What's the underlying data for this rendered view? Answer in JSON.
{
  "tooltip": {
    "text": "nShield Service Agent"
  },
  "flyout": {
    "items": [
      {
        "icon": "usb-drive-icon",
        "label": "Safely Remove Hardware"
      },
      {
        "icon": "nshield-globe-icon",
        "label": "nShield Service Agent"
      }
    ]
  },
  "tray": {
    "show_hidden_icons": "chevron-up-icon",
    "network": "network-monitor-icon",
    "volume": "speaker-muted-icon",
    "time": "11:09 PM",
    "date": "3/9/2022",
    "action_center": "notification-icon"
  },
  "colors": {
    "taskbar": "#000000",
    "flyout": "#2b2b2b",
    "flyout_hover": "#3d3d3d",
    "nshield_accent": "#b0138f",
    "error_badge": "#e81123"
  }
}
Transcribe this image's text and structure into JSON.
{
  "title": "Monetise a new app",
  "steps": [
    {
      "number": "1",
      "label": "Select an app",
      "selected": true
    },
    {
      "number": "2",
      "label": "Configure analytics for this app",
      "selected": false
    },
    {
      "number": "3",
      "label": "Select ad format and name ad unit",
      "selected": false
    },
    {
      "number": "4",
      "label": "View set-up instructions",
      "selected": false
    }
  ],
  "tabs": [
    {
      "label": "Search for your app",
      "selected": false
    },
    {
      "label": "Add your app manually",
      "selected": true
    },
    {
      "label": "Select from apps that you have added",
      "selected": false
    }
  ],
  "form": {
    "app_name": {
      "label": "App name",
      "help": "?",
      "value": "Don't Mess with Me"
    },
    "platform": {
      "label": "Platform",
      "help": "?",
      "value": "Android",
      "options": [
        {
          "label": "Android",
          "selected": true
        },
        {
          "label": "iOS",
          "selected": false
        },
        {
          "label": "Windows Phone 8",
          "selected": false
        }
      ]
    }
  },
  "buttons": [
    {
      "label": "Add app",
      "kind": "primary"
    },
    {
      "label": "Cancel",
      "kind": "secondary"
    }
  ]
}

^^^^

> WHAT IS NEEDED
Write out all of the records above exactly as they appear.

> THE COMPLETED TASK
What's the underlying data for this rendered view? Answer in JSON.
{
  "tooltip": {
    "text": "nShield Service Agent"
  },
  "flyout": {
    "items": [
      {
        "icon": "usb-drive-icon",
        "label": "Safely Remove Hardware"
      },
      {
        "icon": "nshield-globe-icon",
        "label": "nShield Service Agent"
      }
    ]
  },
  "tray": {
    "show_hidden_icons": "chevron-up-icon",
    "network": "network-monitor-icon",
    "volume": "speaker-muted-icon",
    "time": "11:09 PM",
    "date": "3/9/2022",
    "action_center": "notification-icon"
  },
  "colors": {
    "taskbar": "#000000",
    "flyout": "#2b2b2b",
    "flyout_hover": "#3d3d3d",
    "nshield_accent": "#b0138f",
    "error_badge": "#e81123"
  }
}
Transcribe this image's text and structure into JSON.
{
  "title": "Monetise a new app",
  "steps": [
    {
      "number": "1",
      "label": "Select an app",
      "selected": true
    },
    {
      "number": "2",
      "label": "Configure analytics for this app",
      "selected": false
    },
    {
      "number": "3",
      "label": "Select ad format and name ad unit",
      "selected": false
    },
    {
      "number": "4",
      "label": "View set-up instructions",
      "selected": false
    }
  ],
  "tabs": [
    {
      "label": "Search for your app",
      "selected": false
    },
    {
      "label": "Add your app manually",
      "selected": true
    },
    {
      "label": "Select from apps that you have added",
      "selected": false
    }
  ],
  "form": {
    "app_name": {
      "label": "App name",
      "help": "?",
      "value": "Don't Mess with Me"
    },
    "platform": {
      "label": "Platform",
      "help": "?",
      "value": "Android",
      "options": [
        {
          "label": "Android",
          "selected": true
        },
        {
          "label": "iOS",
          "selected": false
        },
        {
          "label": "Windows Phone 8",
          "selected": false
        }
      ]
    }
  },
  "buttons": [
    {
      "label": "Add app",
      "kind": "primary"
    },
    {
      "label": "Cancel",
      "kind": "secondary"
    }
  ]
}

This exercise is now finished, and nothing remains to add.